┌─ RECORDS TO USE

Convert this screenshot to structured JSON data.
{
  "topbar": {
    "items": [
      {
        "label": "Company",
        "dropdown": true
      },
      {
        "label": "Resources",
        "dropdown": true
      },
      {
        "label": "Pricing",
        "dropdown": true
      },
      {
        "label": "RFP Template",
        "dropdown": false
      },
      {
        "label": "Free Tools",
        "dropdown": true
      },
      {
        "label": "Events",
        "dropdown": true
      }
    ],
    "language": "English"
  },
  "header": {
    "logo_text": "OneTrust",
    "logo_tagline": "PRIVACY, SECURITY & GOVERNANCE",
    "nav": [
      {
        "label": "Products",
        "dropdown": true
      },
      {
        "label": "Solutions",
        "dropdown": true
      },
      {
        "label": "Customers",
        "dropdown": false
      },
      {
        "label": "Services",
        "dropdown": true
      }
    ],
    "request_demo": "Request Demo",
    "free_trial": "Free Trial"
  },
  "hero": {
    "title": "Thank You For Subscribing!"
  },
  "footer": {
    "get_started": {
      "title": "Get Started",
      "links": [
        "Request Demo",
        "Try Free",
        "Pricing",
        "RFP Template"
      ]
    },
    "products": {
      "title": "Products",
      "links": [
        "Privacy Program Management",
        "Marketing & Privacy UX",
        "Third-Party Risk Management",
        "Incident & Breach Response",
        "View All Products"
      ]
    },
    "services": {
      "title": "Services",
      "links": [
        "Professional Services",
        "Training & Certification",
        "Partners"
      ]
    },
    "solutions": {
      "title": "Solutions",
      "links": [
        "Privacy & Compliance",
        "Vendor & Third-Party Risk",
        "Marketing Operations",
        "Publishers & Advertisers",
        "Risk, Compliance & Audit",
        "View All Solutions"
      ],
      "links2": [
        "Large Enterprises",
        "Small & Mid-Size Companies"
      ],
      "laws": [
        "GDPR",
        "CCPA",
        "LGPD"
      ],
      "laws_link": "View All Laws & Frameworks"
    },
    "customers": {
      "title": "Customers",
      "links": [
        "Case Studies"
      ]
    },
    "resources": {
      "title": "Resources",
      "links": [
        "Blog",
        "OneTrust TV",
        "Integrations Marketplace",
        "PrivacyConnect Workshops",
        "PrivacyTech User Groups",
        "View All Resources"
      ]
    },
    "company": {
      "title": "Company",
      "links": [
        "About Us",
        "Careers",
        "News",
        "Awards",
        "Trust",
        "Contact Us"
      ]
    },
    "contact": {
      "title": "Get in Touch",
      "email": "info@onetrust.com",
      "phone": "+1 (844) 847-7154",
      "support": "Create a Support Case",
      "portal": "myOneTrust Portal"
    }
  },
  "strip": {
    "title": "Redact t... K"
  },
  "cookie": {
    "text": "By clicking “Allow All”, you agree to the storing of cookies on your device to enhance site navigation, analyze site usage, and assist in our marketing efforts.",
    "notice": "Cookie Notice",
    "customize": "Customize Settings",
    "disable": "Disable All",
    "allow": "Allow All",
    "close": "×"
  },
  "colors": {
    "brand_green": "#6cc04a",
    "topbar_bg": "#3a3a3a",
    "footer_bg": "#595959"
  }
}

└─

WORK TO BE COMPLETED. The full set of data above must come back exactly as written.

COMPLETED TASK.
Convert this screenshot to structured JSON data.
{
  "topbar": {
    "items": [
      {
        "label": "Company",
        "dropdown": true
      },
      {
        "label": "Resources",
        "dropdown": true
      },
      {
        "label": "Pricing",
        "dropdown": true
      },
      {
        "label": "RFP Template",
        "dropdown": false
      },
      {
        "label": "Free Tools",
        "dropdown": true
      },
      {
        "label": "Events",
        "dropdown": true
      }
    ],
    "language": "English"
  },
  "header": {
    "logo_text": "OneTrust",
    "logo_tagline": "PRIVACY, SECURITY & GOVERNANCE",
    "nav": [
      {
        "label": "Products",
        "dropdown": true
      },
      {
        "label": "Solutions",
        "dropdown": true
      },
      {
        "label": "Customers",
        "dropdown": false
      },
      {
        "label": "Services",
        "dropdown": true
      }
    ],
    "request_demo": "Request Demo",
    "free_trial": "Free Trial"
  },
  "hero": {
    "title": "Thank You For Subscribing!"
  },
  "footer": {
    "get_started": {
      "title": "Get Started",
      "links": [
        "Request Demo",
        "Try Free",
        "Pricing",
        "RFP Template"
      ]
    },
    "products": {
      "title": "Products",
      "links": [
        "Privacy Program Management",
        "Marketing & Privacy UX",
        "Third-Party Risk Management",
        "Incident & Breach Response",
        "View All Products"
      ]
    },
    "services": {
      "title": "Services",
      "links": [
        "Professional Services",
        "Training & Certification",
        "Partners"
      ]
    },
    "solutions": {
      "title": "Solutions",
      "links": [
        "Privacy & Compliance",
        "Vendor & Third-Party Risk",
        "Marketing Operations",
        "Publishers & Advertisers",
        "Risk, Compliance & Audit",
        "View All Solutions"
      ],
      "links2": [
        "Large Enterprises",
        "Small & Mid-Size Companies"
      ],
      "laws": [
        "GDPR",
        "CCPA",
        "LGPD"
      ],
      "laws_link": "View All Laws & Frameworks"
    },
    "customers": {
      "title": "Customers",
      "links": [
        "Case Studies"
      ]
    },
    "resources": {
      "title": "Resources",
      "links": [
        "Blog",
        "OneTrust TV",
        "Integrations Marketplace",
        "PrivacyConnect Workshops",
        "PrivacyTech User Groups",
        "View All Resources"
      ]
    },
    "company": {
      "title": "Company",
      "links": [
        "About Us",
        "Careers",
        "News",
        "Awards",
        "Trust",
        "Contact Us"
      ]
    },
    "contact": {
      "title": "Get in Touch",
      "email": "info@onetrust.com",
      "phone": "+1 (844) 847-7154",
      "support": "Create a Support Case",
      "portal": "myOneTrust Portal"
    }
  },
  "strip": {
    "title": "Redact t... K"
  },
  "cookie": {
    "text": "By clicking “Allow All”, you agree to the storing of cookies on your device to enhance site navigation, analyze site usage, and assist in our marketing efforts.",
    "notice": "Cookie Notice",
    "customize": "Customize Settings",
    "disable": "Disable All",
    "allow": "Allow All",
    "close": "×"
  },
  "colors": {
    "brand_green": "#6cc04a",
    "topbar_bg": "#3a3a3a",
    "footer_bg": "#595959"
  }
}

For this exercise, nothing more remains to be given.